    The R-rated cut of the Daredevil film is a fantastic and underrated masterpiece in Marvel’s film stable. How it is so often poked fun at baffles me, especially by anyone who judges DD negatively based solely on the PG-13 version, on record as director Mark Steven Johnson’s unintended cut forced by producer Gary Foster who has since admitted his mistake. Yes, the Elektra movie wasn’t very good and was unfortunately considered by the studio be be a failed sequel attempt rather than a spin-off and the franchise came to a halt. It was a missed opportunity that Affleck, Johnson and Michael Clarke Duncan did not get the opportunity to adapt Frank Miller’s “Born Again” as the proper sequel to DD, which surely could have been a Marvel classic would it have received the same gritty/noir-ish care and respect that the R-rated film got. I think a TV version would be plenty of fun, but this material deserves to be R and more adult and would be better suited for Showtime or Starz. Daredevil is my favorite comic creation of all time and I get tired of hearing people say that “DD should get a film the character deserves” when i believe he already did.

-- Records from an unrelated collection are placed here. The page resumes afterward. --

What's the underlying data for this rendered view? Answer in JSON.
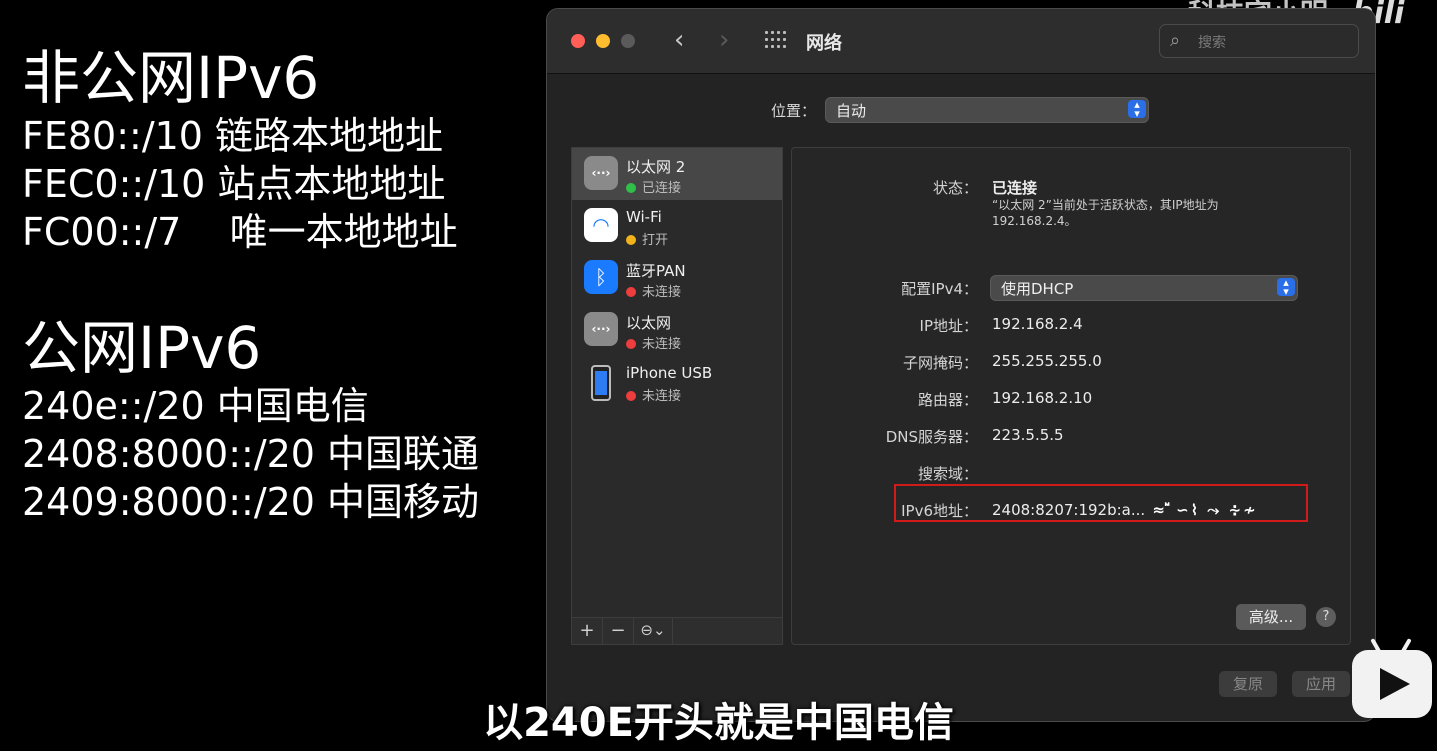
{
  "slide": {
    "heading1": "非公网IPv6",
    "lines1": [
      "FE80::/10 链路本地地址",
      "FEC0::/10 站点本地地址",
      "FC00::/7    唯一本地地址"
    ],
    "heading2": "公网IPv6",
    "lines2": [
      "240e::/20 中国电信",
      "2408:8000::/20 中国联通",
      "2409:8000::/20 中国移动"
    ]
  },
  "watermark": {
    "channel": "科技宅小明",
    "site": "bili"
  },
  "window": {
    "title": "网络",
    "search_placeholder": "搜索",
    "location": {
      "label": "位置：",
      "value": "自动"
    },
    "services": [
      {
        "name": "以太网 2",
        "status": "已连接",
        "status_color": "#30c04a",
        "icon": "ethernet-icon",
        "selected": true
      },
      {
        "name": "Wi-Fi",
        "status": "打开",
        "status_color": "#f2b21a",
        "icon": "wifi-icon"
      },
      {
        "name": "蓝牙PAN",
        "status": "未连接",
        "status_color": "#ee3d3d",
        "icon": "bluetooth-icon"
      },
      {
        "name": "以太网",
        "status": "未连接",
        "status_color": "#ee3d3d",
        "icon": "ethernet-icon"
      },
      {
        "name": "iPhone USB",
        "status": "未连接",
        "status_color": "#ee3d3d",
        "icon": "iphone-icon"
      }
    ],
    "sidebar_buttons": {
      "add": "+",
      "remove": "−",
      "action": "⊖⌄"
    },
    "detail": {
      "status_label": "状态：",
      "status_value": "已连接",
      "status_desc": "“以太网 2”当前处于活跃状态，其IP地址为192.168.2.4。",
      "configure_label": "配置IPv4：",
      "configure_value": "使用DHCP",
      "ip_label": "IP地址：",
      "ip_value": "192.168.2.4",
      "mask_label": "子网掩码：",
      "mask_value": "255.255.255.0",
      "router_label": "路由器：",
      "router_value": "192.168.2.10",
      "dns_label": "DNS服务器：",
      "dns_value": "223.5.5.5",
      "search_label": "搜索域：",
      "search_value": "",
      "ipv6_label": "IPv6地址：",
      "ipv6_value": "2408:8207:192b:a...",
      "advanced": "高级...",
      "help": "?"
    },
    "footer": {
      "revert": "复原",
      "apply": "应用"
    }
  },
  "subtitle": "以240E开头就是中国电信"
}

The problem is that too many people judged the property without seeing the “real” movie.

  • http://mysite.verizon.net/vzepr1xp/index.html unsean

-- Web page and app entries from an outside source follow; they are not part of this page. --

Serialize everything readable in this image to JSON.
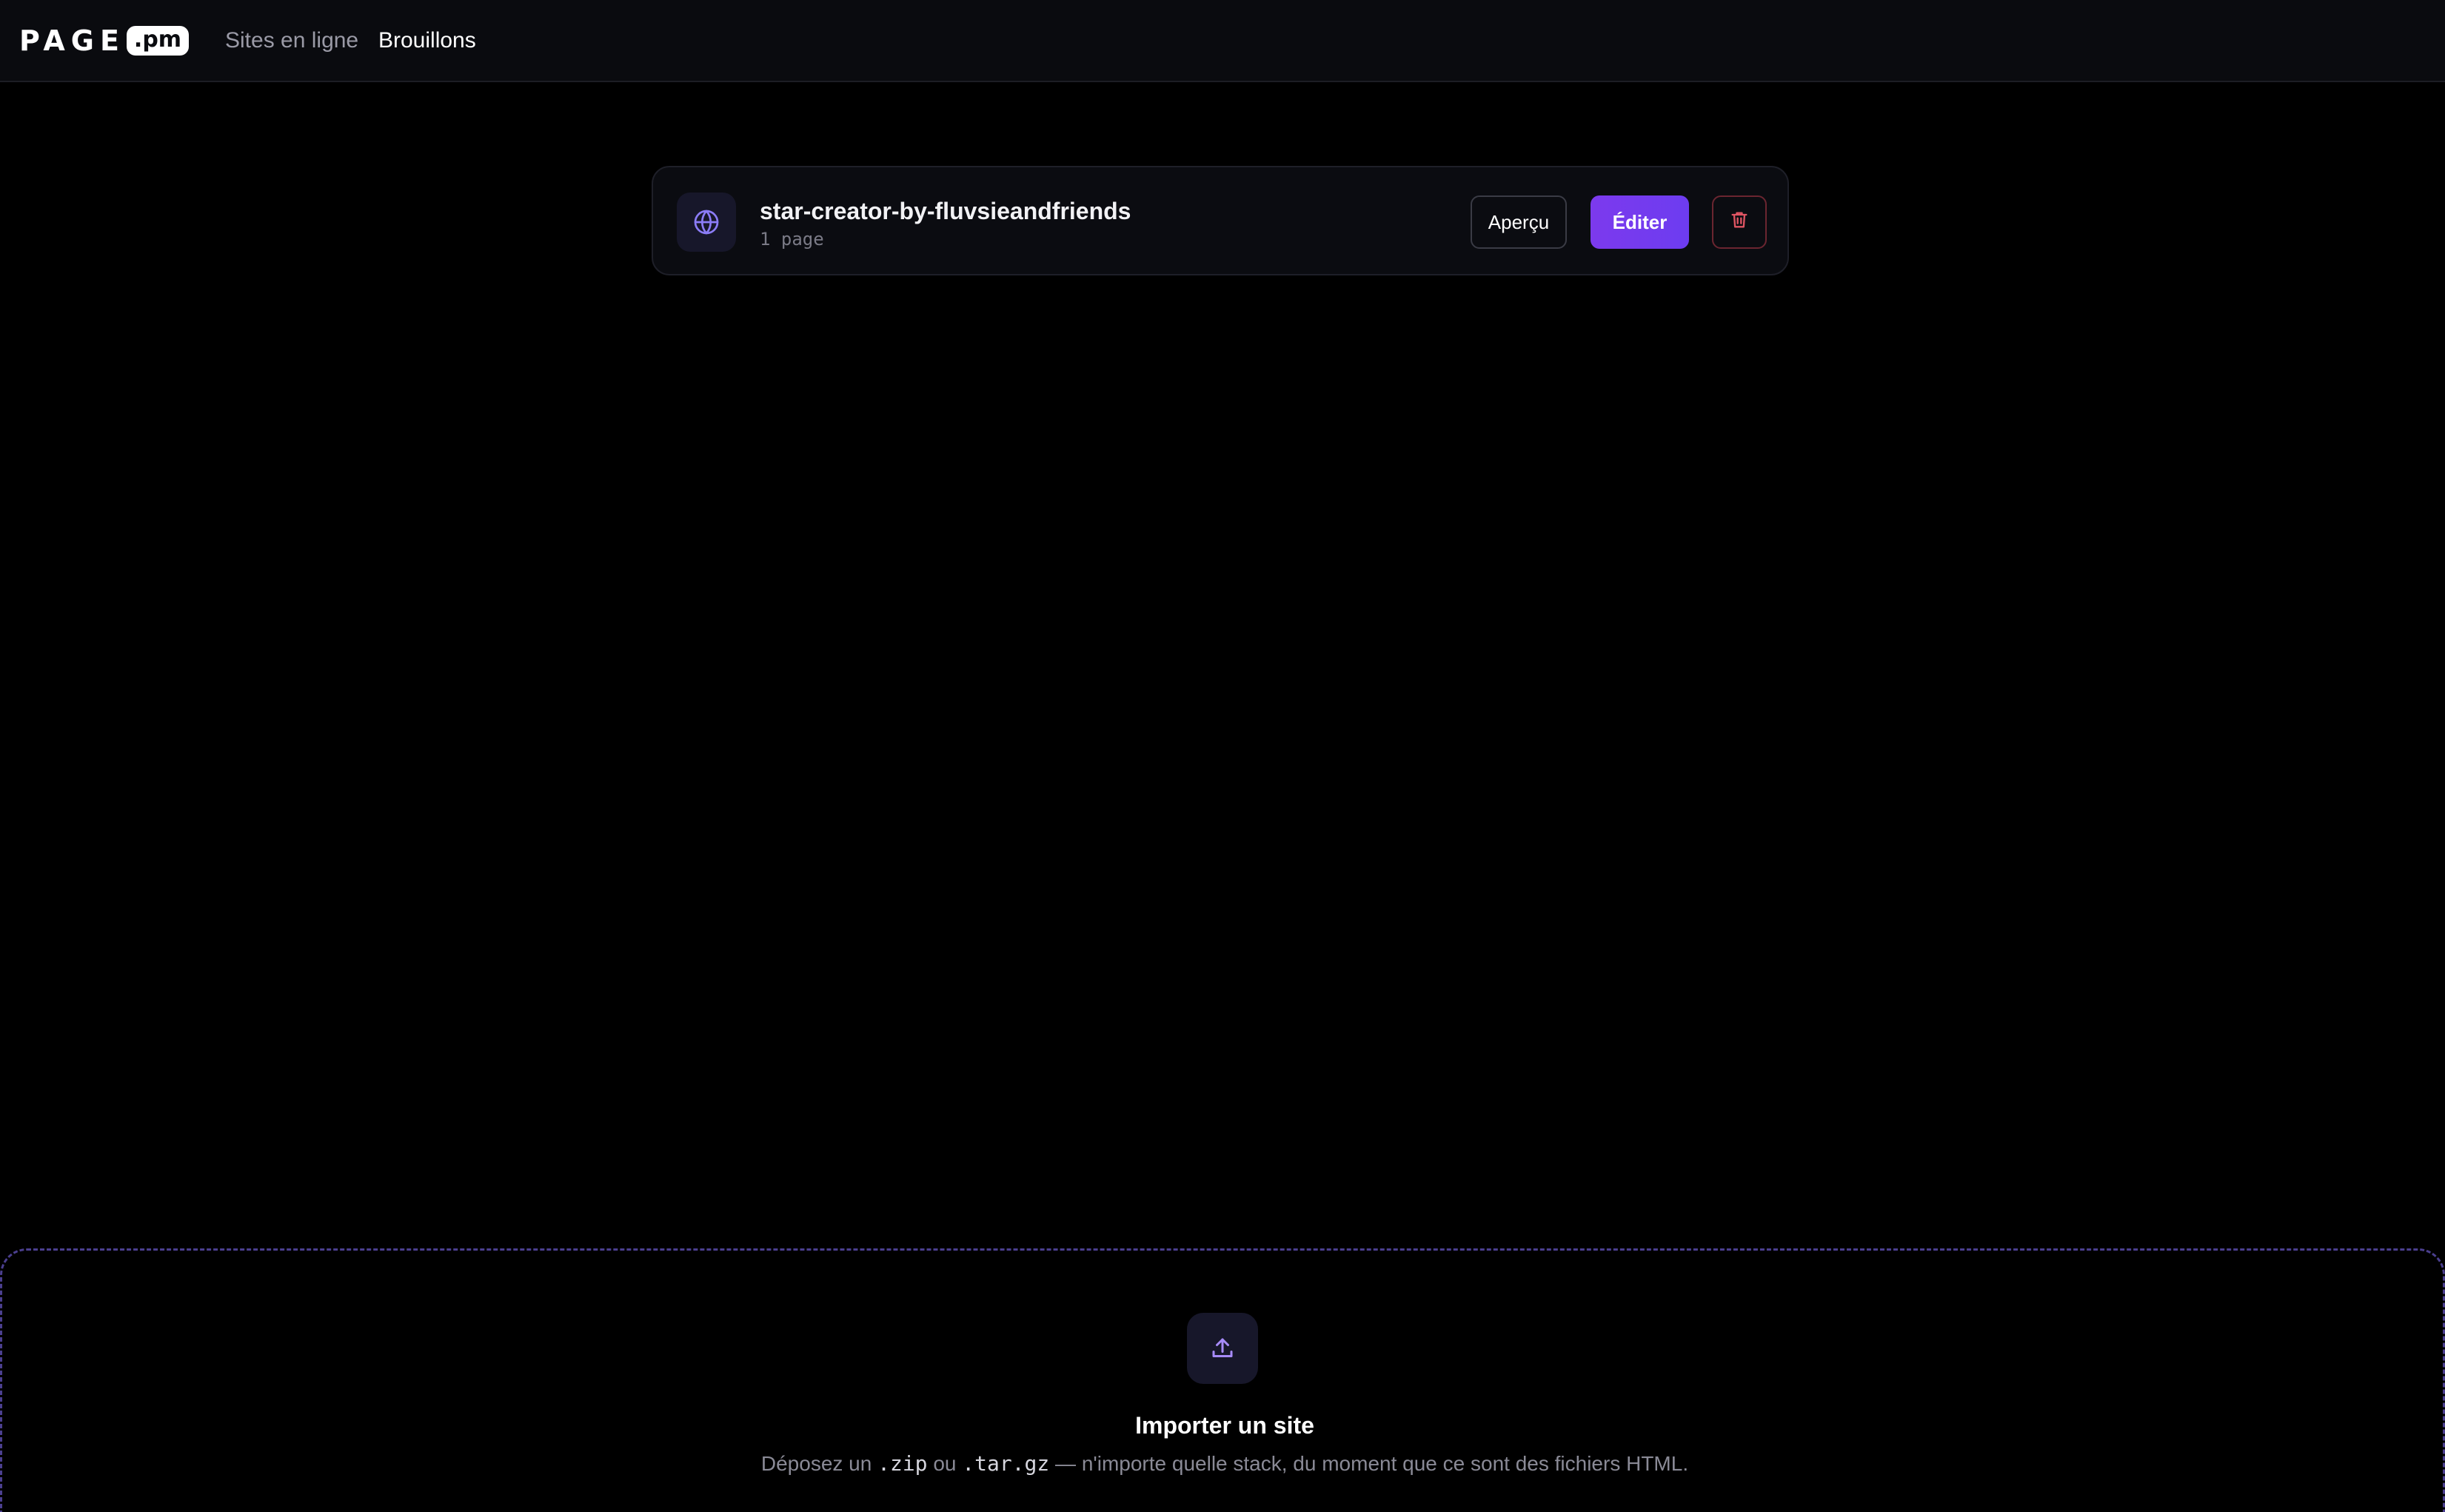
{
  "header": {
    "logo_word": "PAGE",
    "logo_badge": ".pm",
    "nav": [
      {
        "label": "Sites en ligne",
        "active": false
      },
      {
        "label": "Brouillons",
        "active": true
      }
    ]
  },
  "drafts": [
    {
      "icon": "globe-icon",
      "name": "star-creator-by-fluvsieandfriends",
      "pages": "1 page",
      "preview_label": "Aperçu",
      "edit_label": "Éditer",
      "delete_icon": "trash-icon"
    }
  ],
  "import": {
    "icon": "upload-icon",
    "title": "Importer un site",
    "desc_1": "Déposez un ",
    "ext_zip": ".zip",
    "desc_2": " ou ",
    "ext_targz": ".tar.gz",
    "desc_3": " — n'importe quelle stack, du moment que ce sont des fichiers HTML."
  },
  "colors": {
    "background": "#000000",
    "accent": "#7c3aed",
    "danger": "#e05563",
    "muted_text": "#8a8a96"
  }
}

    This is unlikely, if only because Fox (if I recall) has David Slade preparing a reboot.  If it were to happen though, I personally would like to see some variation on a costume drama because not having one leaves you with just drama.

    “Heroes” was the exception, before it nuked the fridge.

  • Shamachu

    I agree that the current version would be the best, Im sick and tired of depressing storylines everywhere, there should be entertaining and fun stuff out there damn it

  • Malangoman

    Thats what happened to the Dolph Ludgren Punisher, the director didnt want his movie to look like a comic….IDIOT…What the hell are you using?

  • Cana

    Smallville was based on the origional Superman premise, where there was never a Superboy, where Clark never put on the coustume. The show worked because this version also never developed his powers until adulthood, I think it was a nice take on it, an alternate Earth Superman.

    It became too X-Filesish for me in the end

  • cana

    The costumed Daredevil off course, and not just the red suit but a short daliance with the origional yellow and red. Stick to the origional concept always as much as possible. The best Superhero movies do. Completely ignore the Affleck movie at all costs.

  • Mario Di Giacomo

    You could get away with a _different_ costume, I suppose.  Something not quite as flashy, like Miller used in the end of “Man Without Fear”.  I also think you could get some mileage out of pushing the parkour elements, to give the “hero” scenes some flair.

  • Lord Prong

    Never understood the hatred or derision for the Daredevil film.  I quite enjoyed the theatrical cut and the Director’s Cut was even better.  Everyone seems to jump on the “hate” bandwagon but I’ve yet to read any negative comments that are at all relevant.  The old “Ben Affleck” is a wooden actor is garbage as he was fine, and the film wouldn’t have even been made if he hadn’t stepped up to do it.

  • bfg666

    Ughhh, please no! The yellow and red costume was an abomination!

  • bfg666

    I don’t jump on anything. I make my own mind, thank you, don’t need critics to tell me what I should feel.
    What I felt watching that turd was a mix between heavy boredom and hysterical laughter. Each time I see a Ben Affleck movie, I am confirmed that he’s a terrible actor who can act like my left foot and has the approximate charisma of an amoeba… except in that Jay and Silent Bob flick, but then again, he was not really acting in it, just fooled around with his pals, so he was more natural. And he made by far the lamest impersonation of a blind man I ever saw.
    Honestly, this guy is a joke and I really don’t understand his success. I wish he hadn’t stepped up, because I would have highly preferred no movie at all than this massive waste of footage.